But as Zhao himself said in a March interview with WWD, his investments are born out of a personal love and interest in Italian culture. If he had wanted to make money faster, he would not have chosen to work with these fashion labels, he added.

A store for Giada, part of Redstone Group.

A store for Giada, part of Redstone Group.  Courtesy

It can also require patience, said designer Vivienne Tam, who shared that her search for a Chinese investor started a decade ago. It wasn’t until 2017 that Ellassay acquired her China operations but the Shenzhen-headquartered fashion group has since staged two fashion shows for the brand, in Beijing and Shanghai, and opened 14 stores across the country. The group also offers her “different manufacturing resources and that gives me multiple choices to make things,” Tam said.

Some, like Martin, believe that Chinese firms are better positioned to work with brands that sit outside of luxury.

“If you are a mass brand, it’s more about consumer insights and marketing approaches,” he said. “Then the challenge is to really have the capability to scale and expand. The emphasis is much more on having a very strong operational capability.”

He cites Anta and Fila’s growth story as a prime example. According to Anta brand president James Zheng, Fila achieved 80 percent year-over-year growth in 2018, and is the fastest-growing brand within the group. Anta last year recorded a record net profit for the fourth straight year, of $613.13 million.

“The success had more to do with Anta’s capability along all the aspects of the apparel sector from design to product development to manufacturing to distribution to retailing,” Martin said, adding that he believes that Anta’s more recent 4.7 billion euro purchase of Amer Sports, which owns brands including Arc’teryx and Salomon, will also pan out well.

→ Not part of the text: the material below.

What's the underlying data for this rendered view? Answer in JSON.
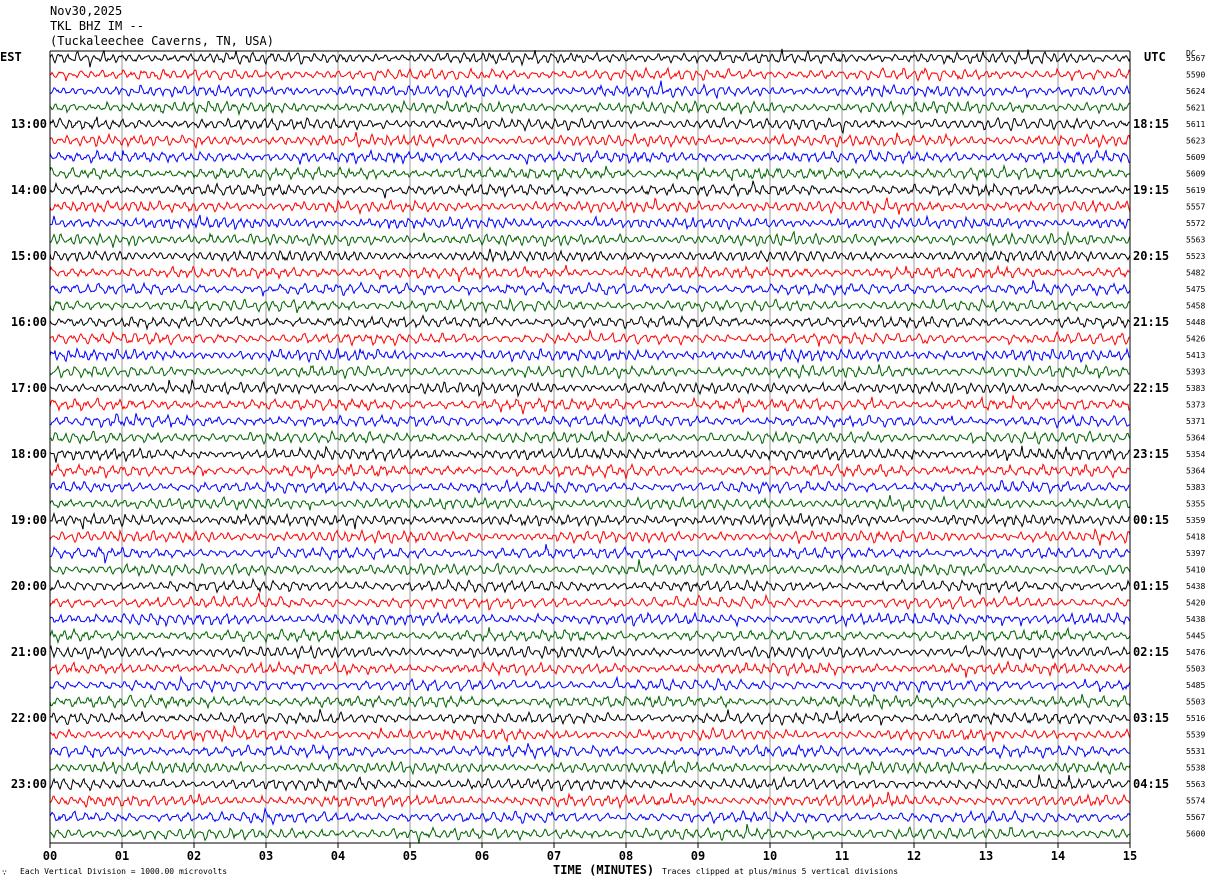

“Basically they didn’t have to deal so much with cultural aspects of buying a foreign brand because Fila was almost dead. There was just a brand to pick up and to manage it from A to Z,” said Martin.

That’s not the case when it comes to luxury.

“You are buying a family history and DNA so it’s much more sensitive and the skill that you require is much more about cultural sensitivity but also rigor in the management,” he added.

Related: Trade War Fallout: Would-Be Chinese Buyers for U.S. Brands >>